Struggling schools, opioid addiction and the state’s medical marijuana program appear likely to dominate the rest of Georgia’s legislative session.
Lawmakers spent January and February consider bills introduced in their own chamber. On Monday, they begin focusing on the opposing chamber’s legislation.
Here are some things to know about the rest of this year’s session:
As expected, education dominated the first portion of the session. The House approved legislation to give the state broad authority to intervene at struggling local schools, with support from Democrats, after several revisions.
The Senate now takes over that issue, considered an alternative to the constitutional amendment proposed by Gov. Nathan Deal and rejected by voters in November that would have enabled state takeovers of some schools.
Influential teacher organizations are neutral for now.
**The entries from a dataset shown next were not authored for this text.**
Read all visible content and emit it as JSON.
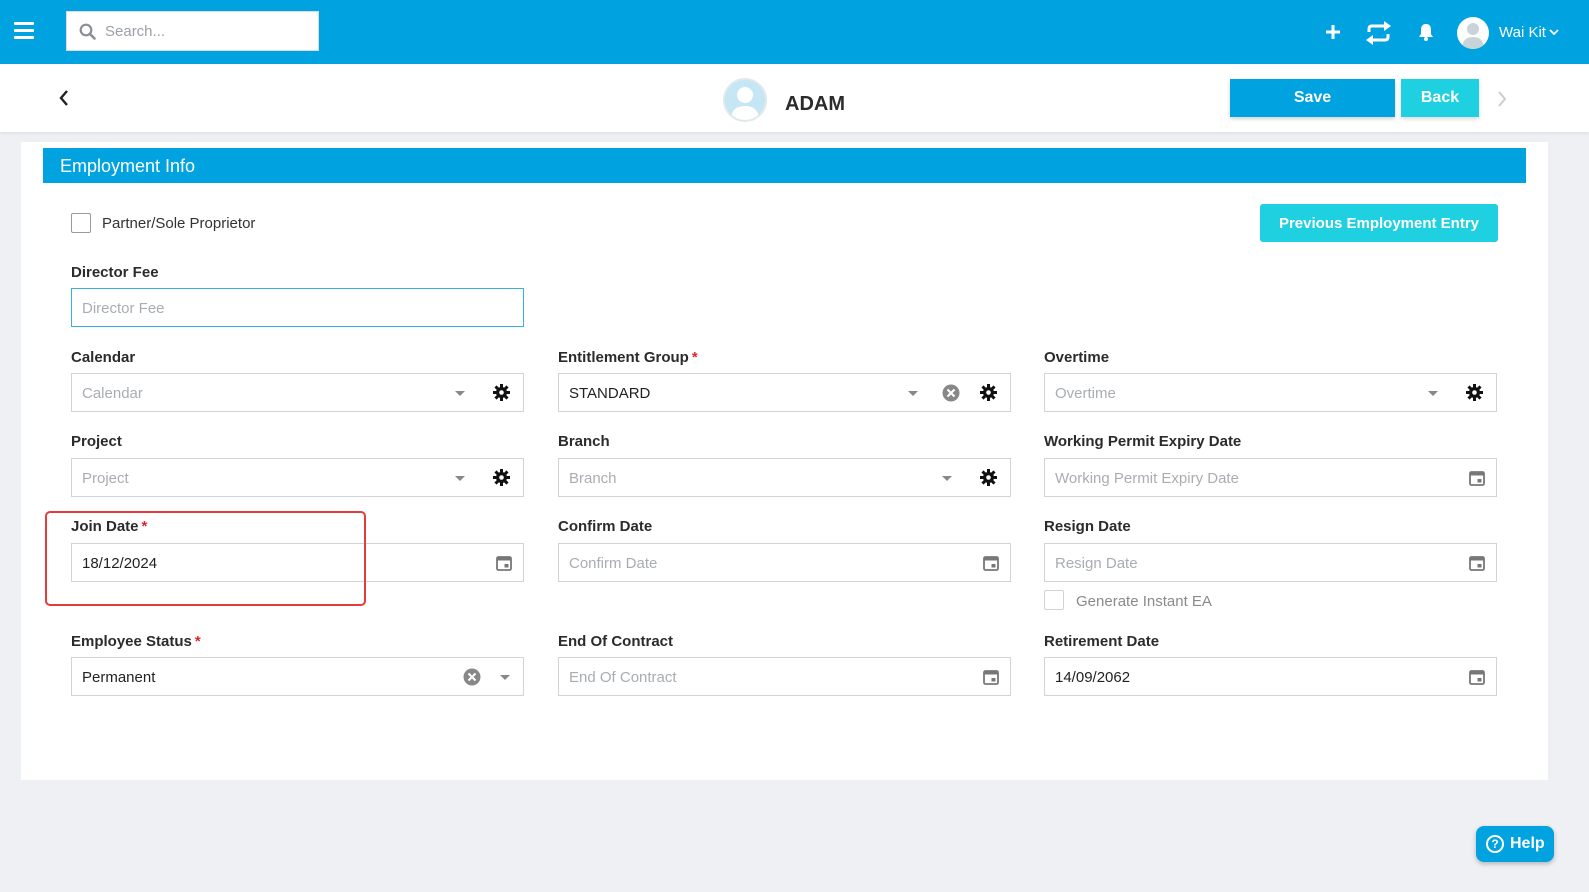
{
  "topbar": {
    "search_placeholder": "Search...",
    "icons": [
      "menu-icon",
      "search-icon",
      "plus-icon",
      "sync-icon",
      "bell-icon",
      "user-avatar",
      "chevron-down-icon"
    ],
    "user_name": "Wai Kit"
  },
  "header": {
    "employee_name": "ADAM",
    "save_label": "Save",
    "back_label": "Back"
  },
  "section": {
    "title": "Employment Info",
    "partner_label": "Partner/Sole Proprietor",
    "previous_employment_label": "Previous Employment Entry"
  },
  "fields": {
    "director_fee": {
      "label": "Director Fee",
      "placeholder": "Director Fee"
    },
    "calendar": {
      "label": "Calendar",
      "placeholder": "Calendar"
    },
    "entitlement_group": {
      "label": "Entitlement Group",
      "required": "*",
      "value": "STANDARD"
    },
    "overtime": {
      "label": "Overtime",
      "placeholder": "Overtime"
    },
    "project": {
      "label": "Project",
      "placeholder": "Project"
    },
    "branch": {
      "label": "Branch",
      "placeholder": "Branch"
    },
    "working_permit_expiry": {
      "label": "Working Permit Expiry Date",
      "placeholder": "Working Permit Expiry Date"
    },
    "join_date": {
      "label": "Join Date",
      "required": "*",
      "value": "18/12/2024"
    },
    "confirm_date": {
      "label": "Confirm Date",
      "placeholder": "Confirm Date"
    },
    "resign_date": {
      "label": "Resign Date",
      "placeholder": "Resign Date"
    },
    "generate_ea_label": "Generate Instant EA",
    "employee_status": {
      "label": "Employee Status",
      "required": "*",
      "value": "Permanent"
    },
    "end_of_contract": {
      "label": "End Of Contract",
      "placeholder": "End Of Contract"
    },
    "retirement_date": {
      "label": "Retirement Date",
      "value": "14/09/2062"
    }
  },
  "help": {
    "label": "Help",
    "glyph": "?"
  },
  "colors": {
    "primary": "#00a3e0",
    "accent": "#1fd1e0",
    "highlight": "#e43b3b"
  }
}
They’d like to see the elected state superintendent play a larger role in the “turnaround” process overseen by a proposed official selected by the appointed State Board of Education.
Both the House and Senate have approved bills inspired by opioid addiction rates in the state. There’s little disagreement on some points, such as making the overdose-reversing drug naloxone available over the counter.
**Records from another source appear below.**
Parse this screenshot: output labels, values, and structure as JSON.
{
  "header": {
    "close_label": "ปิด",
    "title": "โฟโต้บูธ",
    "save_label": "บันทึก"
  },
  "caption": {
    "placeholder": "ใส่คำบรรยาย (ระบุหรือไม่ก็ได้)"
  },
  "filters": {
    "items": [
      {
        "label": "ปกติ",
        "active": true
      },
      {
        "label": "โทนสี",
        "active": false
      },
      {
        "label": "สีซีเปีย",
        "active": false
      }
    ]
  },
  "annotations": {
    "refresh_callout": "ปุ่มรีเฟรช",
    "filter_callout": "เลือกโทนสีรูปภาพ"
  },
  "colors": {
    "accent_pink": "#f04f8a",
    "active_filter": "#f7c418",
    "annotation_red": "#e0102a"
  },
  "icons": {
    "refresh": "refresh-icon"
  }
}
Senators and House members may try to combine other proposals focused on preventing doctor-hopping and weeding out physicians who are over-prescribing opioids.
Lawmakers are likely to clash over proposed changes to a relatively new program allowing possession of cannabis oil for some medical treatments. The House approved expanding the eligible medical conditions, while Senators approved cutting the level of tetrahydrocannabinol, or THC, allowed in the oil from 5 percent to 3 percent.
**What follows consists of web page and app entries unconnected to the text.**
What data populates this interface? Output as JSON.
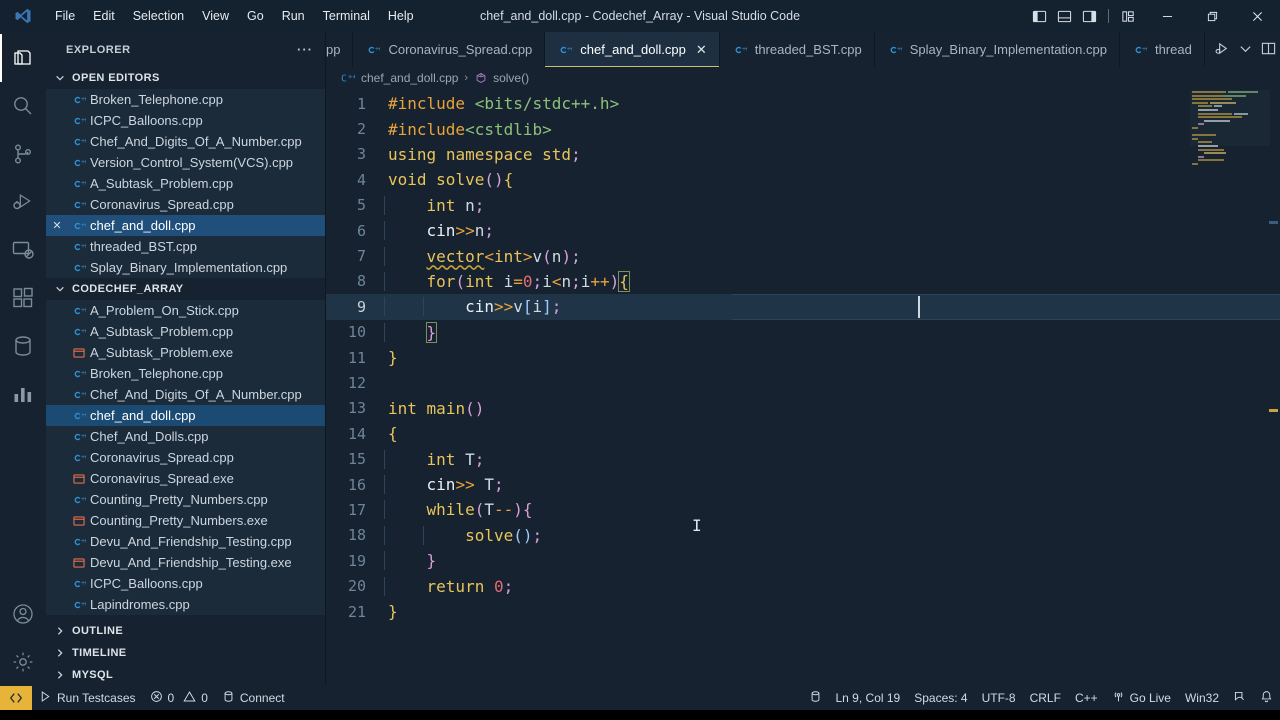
{
  "window": {
    "title": "chef_and_doll.cpp - Codechef_Array - Visual Studio Code",
    "menu": [
      "File",
      "Edit",
      "Selection",
      "View",
      "Go",
      "Run",
      "Terminal",
      "Help"
    ],
    "layout_controls": [
      "toggle-primary-sidebar",
      "toggle-panel",
      "toggle-secondary-sidebar",
      "customize-layout"
    ],
    "controls": [
      "minimize",
      "restore",
      "close"
    ]
  },
  "activitybar": {
    "items": [
      {
        "name": "explorer",
        "icon": "files-icon",
        "active": true
      },
      {
        "name": "search",
        "icon": "search-icon",
        "active": false
      },
      {
        "name": "source-control",
        "icon": "source-control-icon",
        "active": false
      },
      {
        "name": "run-and-debug",
        "icon": "run-debug-icon",
        "active": false
      },
      {
        "name": "remote-explorer",
        "icon": "remote-explorer-icon",
        "active": false
      },
      {
        "name": "extensions",
        "icon": "extensions-icon",
        "active": false
      },
      {
        "name": "database",
        "icon": "database-icon",
        "active": false
      },
      {
        "name": "chart",
        "icon": "chart-icon",
        "active": false
      }
    ],
    "bottom": [
      {
        "name": "accounts",
        "icon": "account-icon"
      },
      {
        "name": "manage",
        "icon": "gear-icon"
      }
    ]
  },
  "sidebar": {
    "header": "EXPLORER",
    "more_actions": "···",
    "open_editors": {
      "label": "OPEN EDITORS",
      "expanded": true,
      "items": [
        {
          "label": "Broken_Telephone.cpp",
          "icon": "cpp-icon",
          "active": false
        },
        {
          "label": "ICPC_Balloons.cpp",
          "icon": "cpp-icon",
          "active": false
        },
        {
          "label": "Chef_And_Digits_Of_A_Number.cpp",
          "icon": "cpp-icon",
          "active": false
        },
        {
          "label": "Version_Control_System(VCS).cpp",
          "icon": "cpp-icon",
          "active": false
        },
        {
          "label": "A_Subtask_Problem.cpp",
          "icon": "cpp-icon",
          "active": false
        },
        {
          "label": "Coronavirus_Spread.cpp",
          "icon": "cpp-icon",
          "active": false
        },
        {
          "label": "chef_and_doll.cpp",
          "icon": "cpp-icon",
          "active": true
        },
        {
          "label": "threaded_BST.cpp",
          "icon": "cpp-icon",
          "active": false
        },
        {
          "label": "Splay_Binary_Implementation.cpp",
          "icon": "cpp-icon",
          "active": false
        }
      ]
    },
    "folder": {
      "label": "CODECHEF_ARRAY",
      "expanded": true,
      "items": [
        {
          "label": "A_Problem_On_Stick.cpp",
          "icon": "cpp-icon",
          "active": false
        },
        {
          "label": "A_Subtask_Problem.cpp",
          "icon": "cpp-icon",
          "active": false
        },
        {
          "label": "A_Subtask_Problem.exe",
          "icon": "exe-icon",
          "active": false
        },
        {
          "label": "Broken_Telephone.cpp",
          "icon": "cpp-icon",
          "active": false
        },
        {
          "label": "Chef_And_Digits_Of_A_Number.cpp",
          "icon": "cpp-icon",
          "active": false
        },
        {
          "label": "chef_and_doll.cpp",
          "icon": "cpp-icon",
          "active": true
        },
        {
          "label": "Chef_And_Dolls.cpp",
          "icon": "cpp-icon",
          "active": false
        },
        {
          "label": "Coronavirus_Spread.cpp",
          "icon": "cpp-icon",
          "active": false
        },
        {
          "label": "Coronavirus_Spread.exe",
          "icon": "exe-icon",
          "active": false
        },
        {
          "label": "Counting_Pretty_Numbers.cpp",
          "icon": "cpp-icon",
          "active": false
        },
        {
          "label": "Counting_Pretty_Numbers.exe",
          "icon": "exe-icon",
          "active": false
        },
        {
          "label": "Devu_And_Friendship_Testing.cpp",
          "icon": "cpp-icon",
          "active": false
        },
        {
          "label": "Devu_And_Friendship_Testing.exe",
          "icon": "exe-icon",
          "active": false
        },
        {
          "label": "ICPC_Balloons.cpp",
          "icon": "cpp-icon",
          "active": false
        },
        {
          "label": "Lapindromes.cpp",
          "icon": "cpp-icon",
          "active": false
        }
      ]
    },
    "bottom_sections": [
      {
        "label": "OUTLINE",
        "expanded": false
      },
      {
        "label": "TIMELINE",
        "expanded": false
      },
      {
        "label": "MYSQL",
        "expanded": false
      }
    ]
  },
  "tabs": {
    "items": [
      {
        "label": "pp",
        "icon": "cpp-icon",
        "active": false,
        "truncated": true
      },
      {
        "label": "Coronavirus_Spread.cpp",
        "icon": "cpp-icon",
        "active": false
      },
      {
        "label": "chef_and_doll.cpp",
        "icon": "cpp-icon",
        "active": true,
        "close": "✕"
      },
      {
        "label": "threaded_BST.cpp",
        "icon": "cpp-icon",
        "active": false
      },
      {
        "label": "Splay_Binary_Implementation.cpp",
        "icon": "cpp-icon",
        "active": false
      },
      {
        "label": "thread",
        "icon": "cpp-icon",
        "active": false,
        "truncated": true
      }
    ],
    "actions": [
      "run-or-debug-icon",
      "chevron-down-icon",
      "gear-icon",
      "split-editor-icon",
      "more-icon"
    ]
  },
  "breadcrumb": {
    "file": "chef_and_doll.cpp",
    "separator": "›",
    "symbol": "solve()"
  },
  "editor": {
    "language": "C++",
    "current_line": 9,
    "lines": [
      {
        "n": 1,
        "text": "#include <bits/stdc++.h>"
      },
      {
        "n": 2,
        "text": "#include<cstdlib>"
      },
      {
        "n": 3,
        "text": "using namespace std;"
      },
      {
        "n": 4,
        "text": "void solve(){"
      },
      {
        "n": 5,
        "text": "    int n;"
      },
      {
        "n": 6,
        "text": "    cin>>n;"
      },
      {
        "n": 7,
        "text": "    vector<int>v(n);"
      },
      {
        "n": 8,
        "text": "    for(int i=0;i<n;i++){"
      },
      {
        "n": 9,
        "text": "        cin>>v[i];"
      },
      {
        "n": 10,
        "text": "    }"
      },
      {
        "n": 11,
        "text": "}"
      },
      {
        "n": 12,
        "text": ""
      },
      {
        "n": 13,
        "text": "int main()"
      },
      {
        "n": 14,
        "text": "{"
      },
      {
        "n": 15,
        "text": "    int T;"
      },
      {
        "n": 16,
        "text": "    cin>> T;"
      },
      {
        "n": 17,
        "text": "    while(T--){"
      },
      {
        "n": 18,
        "text": "        solve();"
      },
      {
        "n": 19,
        "text": "    }"
      },
      {
        "n": 20,
        "text": "    return 0;"
      },
      {
        "n": 21,
        "text": "}"
      }
    ]
  },
  "statusbar": {
    "remote_icon": "remote-window-icon",
    "left": [
      {
        "label": "Run Testcases",
        "icon": "play-icon"
      },
      {
        "label": "0",
        "icon": "error-icon",
        "second_label": "0",
        "second_icon": "warning-icon"
      },
      {
        "label": "Connect",
        "icon": "database-icon"
      }
    ],
    "errors": "0",
    "warnings": "0",
    "right": [
      {
        "label": "",
        "icon": "database-icon"
      },
      {
        "label": "Ln 9, Col 19",
        "icon": ""
      },
      {
        "label": "Spaces: 4",
        "icon": ""
      },
      {
        "label": "UTF-8",
        "icon": ""
      },
      {
        "label": "CRLF",
        "icon": ""
      },
      {
        "label": "C++",
        "icon": ""
      },
      {
        "label": "Go Live",
        "icon": "broadcast-icon"
      },
      {
        "label": "Win32",
        "icon": ""
      },
      {
        "label": "",
        "icon": "feedback-icon"
      },
      {
        "label": "",
        "icon": "bell-icon"
      }
    ]
  },
  "colors": {
    "background": "#16222f",
    "sidebar_tree": "#1b2b3a",
    "selection_blue": "#1f4f7a",
    "accent_yellow": "#e8b339",
    "tab_active_underline": "#d4bd6a",
    "cpp_icon": "#2f8ecf",
    "exe_icon": "#e06c4a"
  }
}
Tax changes could become a bargaining chip for lawmakers, as they consider various exemptions and a House proposal to turn the state’s multiple tax rates into a flat tax.
The state budget is the only bill the legislature must approve each year. The House passed its